Thirsty for coffee: China, ancient home of tea, is getting a taste for java. Coffee consumption in China tripled from 2012 to 2016 and continues to rise, and U.S. companies are moving in. Starbucks is opening more than 500 stores a year in China, creating some 10,000 jobs annually. In Shanghai alone, there are already 600 Starbucks stores—twice as many as in New York City. The new Chinese thirst for coffee will “totally change supply chains globally,” said Shaun Rein, managing director of Shanghai-based China Market Research Group. Growers are expected to start producing beans geared toward Chinese tastes—less bitter and with less caffeine.
Pyongyang, North Korea
Missiles going farther: North Korea tested its most advanced intercontinental ballistic missile so far last week, one that could potentially hit Los Angeles, Chicago, or New York City. The ICBM flew for about 45 minutes and landed in Japan’s territorial waters. Analysts said that if reports on the missile’s maximum altitude and flight time are correct, it would have a theoretical range of 6,500 miles.

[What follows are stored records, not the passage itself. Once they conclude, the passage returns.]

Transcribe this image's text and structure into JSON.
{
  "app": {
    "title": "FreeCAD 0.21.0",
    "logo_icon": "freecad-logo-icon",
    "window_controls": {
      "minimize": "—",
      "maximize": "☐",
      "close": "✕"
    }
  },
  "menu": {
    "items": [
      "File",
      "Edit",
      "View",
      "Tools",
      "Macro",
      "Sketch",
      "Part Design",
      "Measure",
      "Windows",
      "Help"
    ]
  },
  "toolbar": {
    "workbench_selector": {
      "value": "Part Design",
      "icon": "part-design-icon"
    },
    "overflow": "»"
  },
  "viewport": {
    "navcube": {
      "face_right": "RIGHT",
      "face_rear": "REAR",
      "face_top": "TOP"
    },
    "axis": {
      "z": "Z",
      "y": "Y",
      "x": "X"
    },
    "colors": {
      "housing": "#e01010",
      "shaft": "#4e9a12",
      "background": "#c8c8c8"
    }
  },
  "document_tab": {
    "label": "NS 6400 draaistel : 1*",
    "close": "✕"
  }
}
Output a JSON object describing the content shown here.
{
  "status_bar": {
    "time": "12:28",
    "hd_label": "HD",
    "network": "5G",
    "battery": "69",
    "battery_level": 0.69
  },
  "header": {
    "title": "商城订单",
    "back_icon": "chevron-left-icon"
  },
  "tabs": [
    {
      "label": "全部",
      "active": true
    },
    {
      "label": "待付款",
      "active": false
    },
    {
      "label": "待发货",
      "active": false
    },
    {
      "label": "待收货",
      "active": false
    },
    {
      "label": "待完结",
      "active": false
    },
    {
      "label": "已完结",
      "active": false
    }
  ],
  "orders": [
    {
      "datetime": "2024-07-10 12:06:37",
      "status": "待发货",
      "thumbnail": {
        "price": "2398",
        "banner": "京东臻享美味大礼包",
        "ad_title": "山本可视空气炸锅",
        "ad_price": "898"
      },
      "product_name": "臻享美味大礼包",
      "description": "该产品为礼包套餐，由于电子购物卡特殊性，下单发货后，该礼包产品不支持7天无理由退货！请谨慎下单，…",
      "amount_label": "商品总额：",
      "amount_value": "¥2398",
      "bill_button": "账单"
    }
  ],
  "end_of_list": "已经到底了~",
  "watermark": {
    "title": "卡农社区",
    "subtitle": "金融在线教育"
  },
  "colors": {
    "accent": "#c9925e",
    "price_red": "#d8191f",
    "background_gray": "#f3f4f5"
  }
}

The repressive regime does not yet have the technology needed to miniaturize a nuclear warhead capable of being mounted on an ICBM. President Trump attacked China on Twitter for doing “nothing” to rein in North Korea, prompting Chinese news agency Xinhua to shoot back with a sharp editorial, saying, “Emotional venting cannot become a guiding policy for solving the nuclear issue on the [Korean] peninsula.” Secretary of State Rex Tillerson, meanwhile, struck a conciliatory note, calling for dialogue with Pyongyang and telling North Korea, “We are not your enemy.”
Phnom Penh, Cambodia
Charity kicked out: A U.S. Christian charity was ordered to leave Cambodia this week for highlighting the sex trafficking of young girls. CNN ran a segment last week on Agape International Missions (AIM) and interviewed several women and girls it had rescued from the village of Svay Pak, an infamous center of child prostitution throughout the 1990s and 2000s. Cambodian Prime Minister Hun Sen was outraged by the report, even though AIM said the local situation is improving. Hun Sen said AIM and CNN had implied the girls being sold by their mothers were Cambodian, when in fact they were ethnic Vietnamese. “You cannot insult our people,” he said. “President Trump is right: U.S. media is very tricky.”
Plane plot: Australian authorities arrested four men last week in connection with an alleged terrorist plot to bring down a passenger plane. Acting on a tip from foreign intelligence, police seized the men—two pairs of fathers and sons from a Lebanese-Australian family—in raids around Sydney. One of the fathers, Abdul Merhi, 50, was later released without charge, and his lawyer said it was “unfathomable that he would be associated” with terrorism. Authorities said the alleged plot involved a homemade bomb hidden inside a meat grinder being smuggled aboard a plane; police said they discovered a bomb that was “ready to go” near a property they raided. Australian media reported that the suspects are related to two Australian men who traveled to Syria to join ISIS.